If you want to start making legit espresso at home, this machine from Breville is a great investment. We like that it has a built-in burr grinder that will stay set at whatever dosage you've decided is best for your shot, as well as an adjustable pre-infusion time. Getting the hang of it—and dialing in—takes a while, but ultimately, the results are impressive.
My good friend and former Food & Wine coworker, Kristin Donnelly, runs this awesome lip balm company called Stewart & Claire with her husband, Phil. Every lip balm she makes uses great ingredients that you wouldn't hesitate to smear all over your mouth, but even cooler are the scents she comes up with, many of them inspired by foods and cocktails. Recently she teamed up with the talented folks at Death & Co, a great NYC cocktail bar, to develop three limited-edition scents. I've been walking around with "Smoky" in my back pocket for the past couple of months: It's inspired by the smoky scent of Scotch and mezcal cocktails, using smoked olive oil, along with citrus and spice notes, to achieve that effect. It's like a mezcal Negroni or Rob Roy for your lips, but subtle enough to sit under your nose all day.

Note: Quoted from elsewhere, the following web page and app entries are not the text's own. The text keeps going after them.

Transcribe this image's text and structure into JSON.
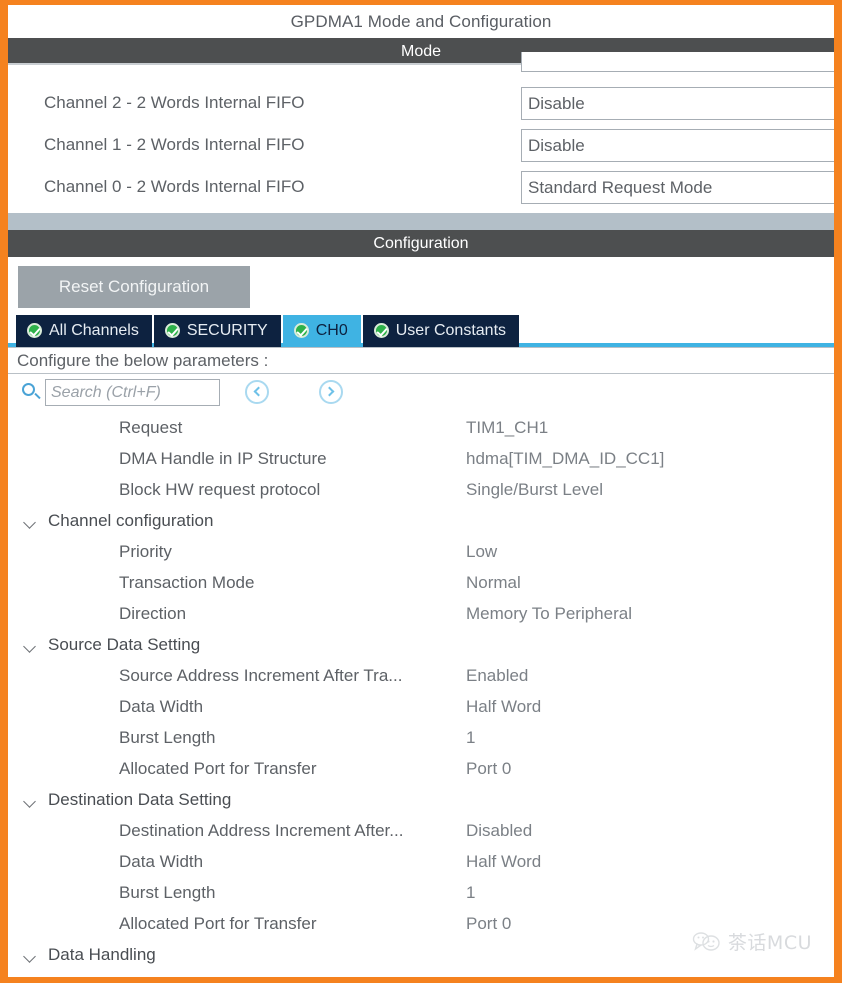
{
  "window": {
    "title": "GPDMA1 Mode and Configuration"
  },
  "colors": {
    "border_orange": "#f5821f",
    "section_header_bg": "#4d4f50",
    "tab_bg": "#0d2240",
    "tab_active_bg": "#3fb3e3",
    "check_green": "#2eb24a",
    "band_gray": "#b3bfc8",
    "button_gray": "#9ba3a9"
  },
  "mode_section": {
    "header": "Mode",
    "rows": [
      {
        "label": "Channel 2  - 2 Words Internal FIFO",
        "value": "Disable"
      },
      {
        "label": "Channel 1  - 2 Words Internal FIFO",
        "value": "Disable"
      },
      {
        "label": "Channel 0  - 2 Words Internal FIFO",
        "value": "Standard Request Mode"
      }
    ]
  },
  "configuration_section": {
    "header": "Configuration",
    "reset_button": "Reset Configuration",
    "tabs": [
      {
        "label": "All Channels",
        "icon": "check-circle-icon",
        "active": false
      },
      {
        "label": "SECURITY",
        "icon": "check-circle-icon",
        "active": false
      },
      {
        "label": "CH0",
        "icon": "check-circle-icon",
        "active": true
      },
      {
        "label": "User Constants",
        "icon": "check-circle-icon",
        "active": false
      }
    ],
    "hint": "Configure the below parameters :",
    "search": {
      "placeholder": "Search (Ctrl+F)",
      "value": "",
      "icon": "search-icon",
      "prev_icon": "chevron-left-circle-icon",
      "next_icon": "chevron-right-circle-icon"
    },
    "parameters": [
      {
        "type": "item",
        "label": "Request",
        "value": "TIM1_CH1"
      },
      {
        "type": "item",
        "label": "DMA Handle in IP Structure",
        "value": "hdma[TIM_DMA_ID_CC1]"
      },
      {
        "type": "item",
        "label": "Block HW request protocol",
        "value": "Single/Burst Level"
      },
      {
        "type": "group",
        "label": "Channel configuration",
        "value": ""
      },
      {
        "type": "item",
        "label": "Priority",
        "value": "Low"
      },
      {
        "type": "item",
        "label": "Transaction Mode",
        "value": "Normal"
      },
      {
        "type": "item",
        "label": "Direction",
        "value": "Memory To Peripheral"
      },
      {
        "type": "group",
        "label": "Source Data Setting",
        "value": ""
      },
      {
        "type": "item",
        "label": "Source Address Increment After Tra...",
        "value": "Enabled"
      },
      {
        "type": "item",
        "label": "Data Width",
        "value": "Half Word"
      },
      {
        "type": "item",
        "label": "Burst Length",
        "value": "1"
      },
      {
        "type": "item",
        "label": "Allocated Port for Transfer",
        "value": "Port 0"
      },
      {
        "type": "group",
        "label": "Destination Data Setting",
        "value": ""
      },
      {
        "type": "item",
        "label": "Destination Address Increment After...",
        "value": "Disabled"
      },
      {
        "type": "item",
        "label": "Data Width",
        "value": "Half Word"
      },
      {
        "type": "item",
        "label": "Burst Length",
        "value": "1"
      },
      {
        "type": "item",
        "label": "Allocated Port for Transfer",
        "value": "Port 0"
      },
      {
        "type": "group",
        "label": "Data Handling",
        "value": ""
      }
    ]
  },
  "watermark": {
    "text": "茶话MCU",
    "icon": "speech-bubble-face-icon"
  }
}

Anyone who appreciates Scotch (or good spirits in general) will embrace Nikka's exquisite whiskies. The Taketsuru Pure Malt is named for the company's founder, who studied in Scotland before bringing whisky distilling back to Japan. This bottling has a slight fruity character, with lingering sherry on the finish.

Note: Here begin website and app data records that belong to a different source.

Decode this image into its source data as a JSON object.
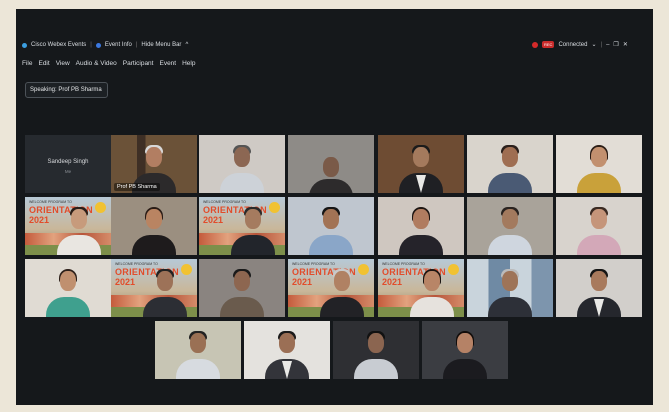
{
  "titlebar": {
    "app_name": "Cisco Webex Events",
    "event_info": "Event Info",
    "hide_menu_bar": "Hide Menu Bar",
    "connected": "Connected"
  },
  "menu": {
    "items": [
      "File",
      "Edit",
      "View",
      "Audio & Video",
      "Participant",
      "Event",
      "Help"
    ]
  },
  "speaking": "Speaking: Prof PB Sharma",
  "participants": {
    "sandeep": {
      "name": "Sandeep Singh",
      "sub": "Me"
    },
    "active_label": "Prof PB Sharma"
  },
  "banner": {
    "line1": "WELCOME PROGRAM TO",
    "line2": "ORIENTATION",
    "line3": "2021"
  },
  "colors": {
    "active_outline": "#2fa9c8",
    "record": "#d42a2a",
    "background": "#15181b"
  }
}
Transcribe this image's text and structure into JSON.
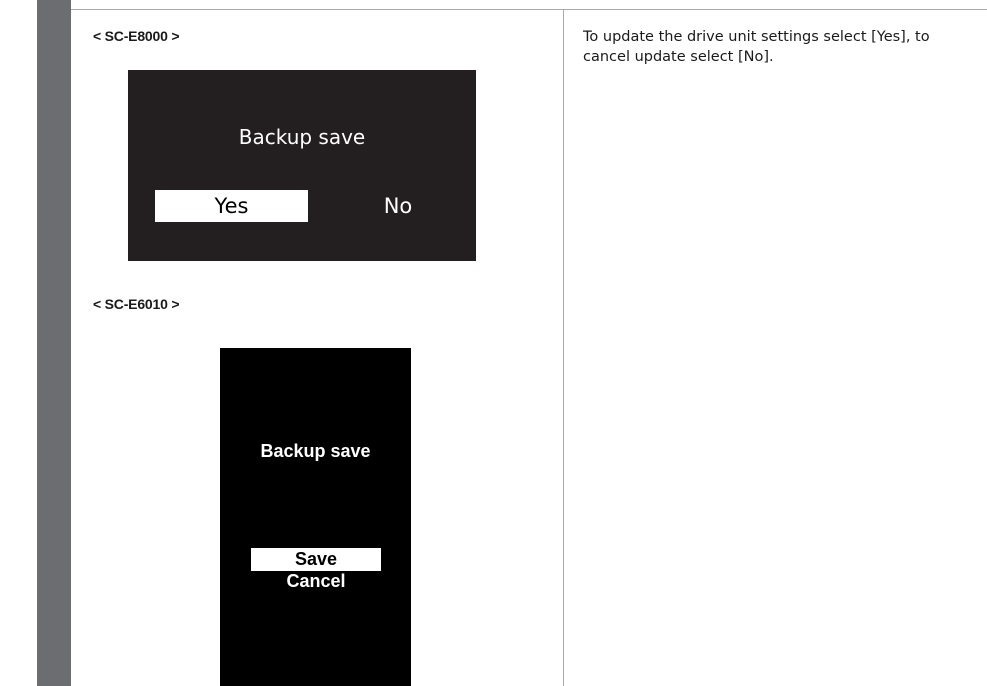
{
  "section_e8000": {
    "label": "< SC-E8000 >",
    "screen": {
      "title": "Backup save",
      "options": [
        "Yes",
        "No"
      ],
      "selected": "Yes"
    }
  },
  "section_e6010": {
    "label": "< SC-E6010 >",
    "screen": {
      "title": "Backup save",
      "options": [
        "Save",
        "Cancel"
      ],
      "selected": "Save"
    }
  },
  "description": "To update the drive unit settings select [Yes], to cancel update select [No].",
  "colors": {
    "sidebar": "#6c6d70",
    "rule": "#a9a9ab",
    "screen_e8000_bg": "#231f20",
    "screen_e6010_bg": "#000000",
    "highlight": "#ffffff"
  }
}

This remarkable book, from Martin and Rebecca Cate of San Francisco's Smuggler’s Cove, traces the birth and evolution of exotic drinks and tiki bars—bars that embodied an American escapist fantasy. A lively exploration of our country's drinking history (and the current tiki scene), it's essential reading for rum lovers, offering the best categorization we've encountered of the head-spinningly diverse spirit. The mai tai recipe is great, too.

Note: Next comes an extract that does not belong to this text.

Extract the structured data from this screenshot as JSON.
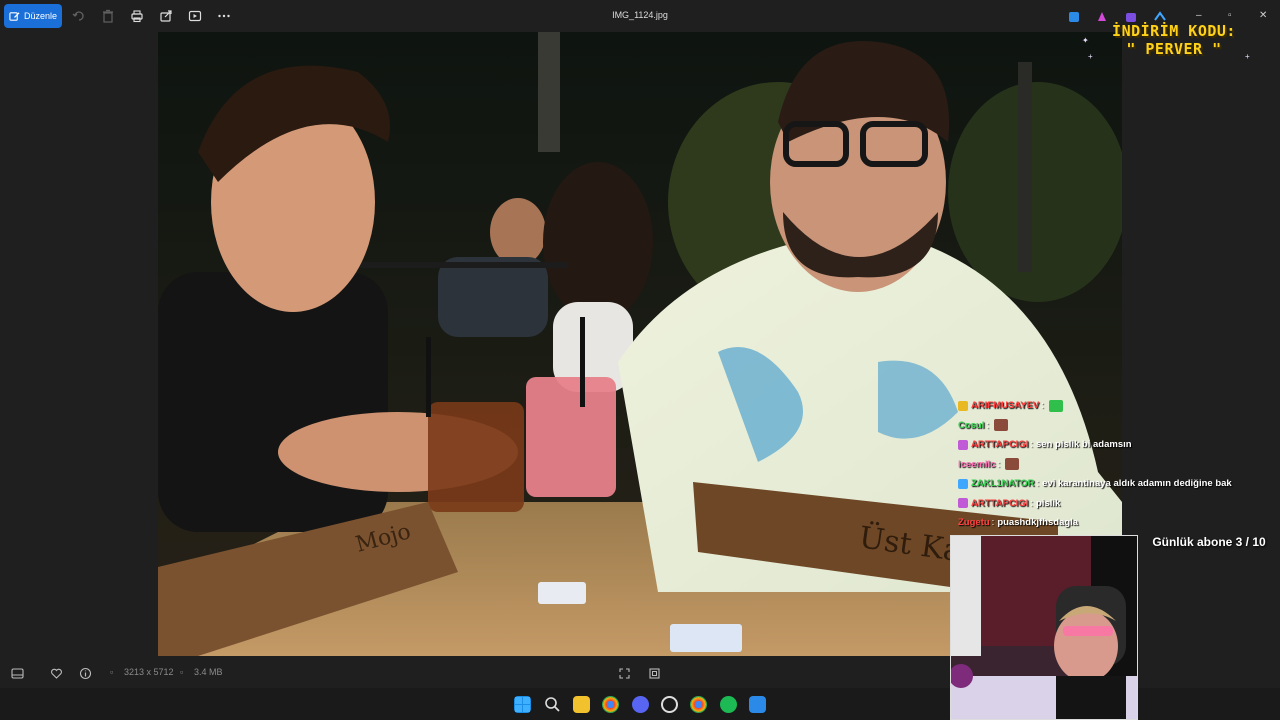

Having The Cocktail Chronicles at your side is like having a friend who always knows a good drink recipe for whatever you've got on hand. It doesn't talk your ear off or suggest something with a dozen ingredients. Instead, it shares classics, recent spins on classics, and drinks you've never heard of but can easily mix up and enjoy, and the introductions are never preachy or boring. This book will appeal to full-on cocktail fanatics and newbies alike; there's something delicious on every page.
This is the electric kettle of my coffee-delayed dreams. It has an elegant gooseneck spout that makes pouring a thin, controlled stream easy (very helpful for Chemex and other pourover coffee methods), and a base with controls that allow you to set a specific temperature and hold it there.